I’m not saying that people shouldn’t travel. I’m just saying that every time I go someplace new, it’s never quite what I expect, in good ways and bad. I didn’t expect Germany to have so many immigrants. I didn’t expect Italy to look so dumpy. Then again, I didn’t expect to enjoy visiting the German bakeries every morning any more than I expected to start drinking cappuccinos in Italy.
Travel changes people. It teaches us about the world and our own cultures and selves. Despite Italy’s run-down nature, it is one of the most recycle-enthusiast countries I’ve visited. Because Germans’ often stoic behavior and brutally-honest words, I have learned to appreciate honesty even more.

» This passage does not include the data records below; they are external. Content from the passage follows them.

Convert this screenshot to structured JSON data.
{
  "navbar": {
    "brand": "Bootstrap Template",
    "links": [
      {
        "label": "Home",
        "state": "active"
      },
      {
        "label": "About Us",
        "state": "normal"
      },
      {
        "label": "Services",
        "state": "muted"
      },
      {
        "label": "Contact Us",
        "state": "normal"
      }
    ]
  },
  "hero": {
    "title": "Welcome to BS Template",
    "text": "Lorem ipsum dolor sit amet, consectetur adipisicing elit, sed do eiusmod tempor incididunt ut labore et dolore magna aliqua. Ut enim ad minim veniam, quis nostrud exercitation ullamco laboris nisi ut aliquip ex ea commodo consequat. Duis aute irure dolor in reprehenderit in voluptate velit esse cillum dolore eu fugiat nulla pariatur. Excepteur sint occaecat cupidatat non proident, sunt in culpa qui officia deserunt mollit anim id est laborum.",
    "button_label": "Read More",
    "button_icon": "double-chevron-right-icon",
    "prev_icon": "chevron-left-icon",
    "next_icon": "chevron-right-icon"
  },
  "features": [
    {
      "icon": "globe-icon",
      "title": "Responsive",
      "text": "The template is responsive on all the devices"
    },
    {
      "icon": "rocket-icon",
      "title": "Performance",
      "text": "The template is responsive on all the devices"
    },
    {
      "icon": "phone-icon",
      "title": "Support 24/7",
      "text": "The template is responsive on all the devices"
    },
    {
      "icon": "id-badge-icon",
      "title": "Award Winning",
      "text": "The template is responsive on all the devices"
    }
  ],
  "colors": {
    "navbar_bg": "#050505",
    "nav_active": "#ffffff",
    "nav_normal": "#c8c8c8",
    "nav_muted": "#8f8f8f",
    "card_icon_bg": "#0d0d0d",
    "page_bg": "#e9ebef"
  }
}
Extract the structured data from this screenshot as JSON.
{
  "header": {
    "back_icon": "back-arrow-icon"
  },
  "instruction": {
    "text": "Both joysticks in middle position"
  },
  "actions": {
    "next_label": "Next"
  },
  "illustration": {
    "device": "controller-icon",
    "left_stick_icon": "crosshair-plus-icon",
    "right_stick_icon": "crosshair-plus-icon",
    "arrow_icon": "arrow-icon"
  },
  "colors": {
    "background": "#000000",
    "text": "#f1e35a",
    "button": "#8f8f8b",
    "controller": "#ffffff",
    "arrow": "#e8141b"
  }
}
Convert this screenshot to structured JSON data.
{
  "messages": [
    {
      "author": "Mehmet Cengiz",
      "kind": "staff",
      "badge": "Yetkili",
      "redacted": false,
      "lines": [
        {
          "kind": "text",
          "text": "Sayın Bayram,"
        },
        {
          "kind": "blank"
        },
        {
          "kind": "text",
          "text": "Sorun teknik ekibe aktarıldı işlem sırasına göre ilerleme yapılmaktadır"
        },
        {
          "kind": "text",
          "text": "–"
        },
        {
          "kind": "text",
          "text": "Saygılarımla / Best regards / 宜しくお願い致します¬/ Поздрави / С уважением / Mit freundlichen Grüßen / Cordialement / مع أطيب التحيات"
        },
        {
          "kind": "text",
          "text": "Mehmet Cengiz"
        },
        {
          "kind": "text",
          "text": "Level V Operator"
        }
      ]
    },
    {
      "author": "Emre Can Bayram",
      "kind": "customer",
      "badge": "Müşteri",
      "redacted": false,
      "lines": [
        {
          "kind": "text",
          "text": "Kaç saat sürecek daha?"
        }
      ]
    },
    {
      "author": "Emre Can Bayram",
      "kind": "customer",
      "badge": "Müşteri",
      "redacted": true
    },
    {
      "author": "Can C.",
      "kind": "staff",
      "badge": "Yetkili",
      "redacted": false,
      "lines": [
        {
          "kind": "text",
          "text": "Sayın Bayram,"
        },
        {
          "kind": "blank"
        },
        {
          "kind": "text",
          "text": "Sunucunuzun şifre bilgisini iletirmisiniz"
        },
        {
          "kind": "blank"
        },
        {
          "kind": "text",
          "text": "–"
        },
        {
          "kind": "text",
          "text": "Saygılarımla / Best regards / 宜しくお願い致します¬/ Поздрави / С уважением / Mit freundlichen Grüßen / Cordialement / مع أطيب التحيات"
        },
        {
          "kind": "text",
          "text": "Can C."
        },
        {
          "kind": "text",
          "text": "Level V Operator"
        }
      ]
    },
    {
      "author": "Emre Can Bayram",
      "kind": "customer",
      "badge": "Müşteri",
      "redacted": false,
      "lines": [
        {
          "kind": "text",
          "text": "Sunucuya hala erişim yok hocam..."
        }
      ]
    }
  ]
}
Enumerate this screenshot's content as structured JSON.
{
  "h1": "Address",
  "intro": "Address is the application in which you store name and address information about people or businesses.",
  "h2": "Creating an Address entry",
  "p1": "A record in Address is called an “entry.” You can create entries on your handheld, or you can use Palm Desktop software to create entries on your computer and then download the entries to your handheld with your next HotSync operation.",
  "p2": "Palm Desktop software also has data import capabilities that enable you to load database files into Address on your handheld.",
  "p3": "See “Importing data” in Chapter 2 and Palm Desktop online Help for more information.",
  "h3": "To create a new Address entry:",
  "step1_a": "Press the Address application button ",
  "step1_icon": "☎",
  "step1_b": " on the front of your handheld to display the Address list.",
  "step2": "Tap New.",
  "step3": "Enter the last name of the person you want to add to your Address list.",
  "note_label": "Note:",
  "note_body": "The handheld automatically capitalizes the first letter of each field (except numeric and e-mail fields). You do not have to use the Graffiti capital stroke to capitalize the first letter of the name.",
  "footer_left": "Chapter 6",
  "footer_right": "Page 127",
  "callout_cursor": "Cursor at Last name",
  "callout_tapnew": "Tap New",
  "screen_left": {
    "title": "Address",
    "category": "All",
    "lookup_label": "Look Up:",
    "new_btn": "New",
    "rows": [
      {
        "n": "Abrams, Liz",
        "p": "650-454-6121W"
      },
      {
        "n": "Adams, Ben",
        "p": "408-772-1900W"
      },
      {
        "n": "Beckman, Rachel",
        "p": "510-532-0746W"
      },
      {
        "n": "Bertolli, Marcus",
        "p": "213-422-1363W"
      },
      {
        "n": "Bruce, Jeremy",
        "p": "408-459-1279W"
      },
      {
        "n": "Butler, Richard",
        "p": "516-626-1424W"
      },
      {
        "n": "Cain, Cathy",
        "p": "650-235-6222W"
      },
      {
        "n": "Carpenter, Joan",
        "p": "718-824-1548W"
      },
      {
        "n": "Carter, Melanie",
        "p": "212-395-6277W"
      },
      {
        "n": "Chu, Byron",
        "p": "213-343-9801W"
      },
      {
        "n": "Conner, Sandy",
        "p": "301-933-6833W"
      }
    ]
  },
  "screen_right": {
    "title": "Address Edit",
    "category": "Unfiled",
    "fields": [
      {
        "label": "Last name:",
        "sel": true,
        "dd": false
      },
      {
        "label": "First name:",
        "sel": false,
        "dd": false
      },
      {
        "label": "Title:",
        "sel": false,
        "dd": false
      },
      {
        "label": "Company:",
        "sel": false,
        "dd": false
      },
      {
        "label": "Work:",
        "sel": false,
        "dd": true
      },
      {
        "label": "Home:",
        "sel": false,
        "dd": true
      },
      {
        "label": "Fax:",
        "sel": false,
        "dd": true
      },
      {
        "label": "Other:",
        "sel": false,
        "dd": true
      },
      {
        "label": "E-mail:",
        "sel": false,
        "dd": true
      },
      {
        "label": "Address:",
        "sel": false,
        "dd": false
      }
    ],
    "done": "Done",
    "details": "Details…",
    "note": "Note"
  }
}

The following poem contains just a few of my thoughts on Venice. You may recognize glimpses of the city in a previous poem, “Shadows”.
People romanticize the canals
and arching bridges of Venice,
but have you ever gotten yourself lost
in the sticky, humid heat
down an alley that stinks of urine?
Don’t get me wrong,
I enjoy the way I stumbled
across a bookstore with volume
after volume laid out in rows
within a bathtub, within a boat
for when the city floods.
I relished watching the glassblower
tug at the liquid fire and mold it
and pull until he set a little red horse, solid,
on the table.
But try finding a place to park
outside the city inside a garage
where your car is no longer a car
but a sardine packed among sardines.
I would rather take the train
and not have to worry about driving
with these maniacs who don’t signal—
I would rather be told to stand
at the wrong platform—
then rush back
down the tunnel, up to the right platform
and board a train with cracked windows
and humid air. Pounding hearts. Less stress.
Is it worth it all?
Taking the time to travel
to walk the trash-lined streets,
sail under the Bridge of Sighs
taste the bread topped with olive oil and rosemary
smell the salt of the Mediterranean,
feel the cool water lap at my feet
as we escaped the throngs of people and pigeons.
The towers are crooked here,
but even in leaning, there are blue skies.
Let’s chat! What are your thoughts on travel? What’s the last journey you took? What did you think of the poem?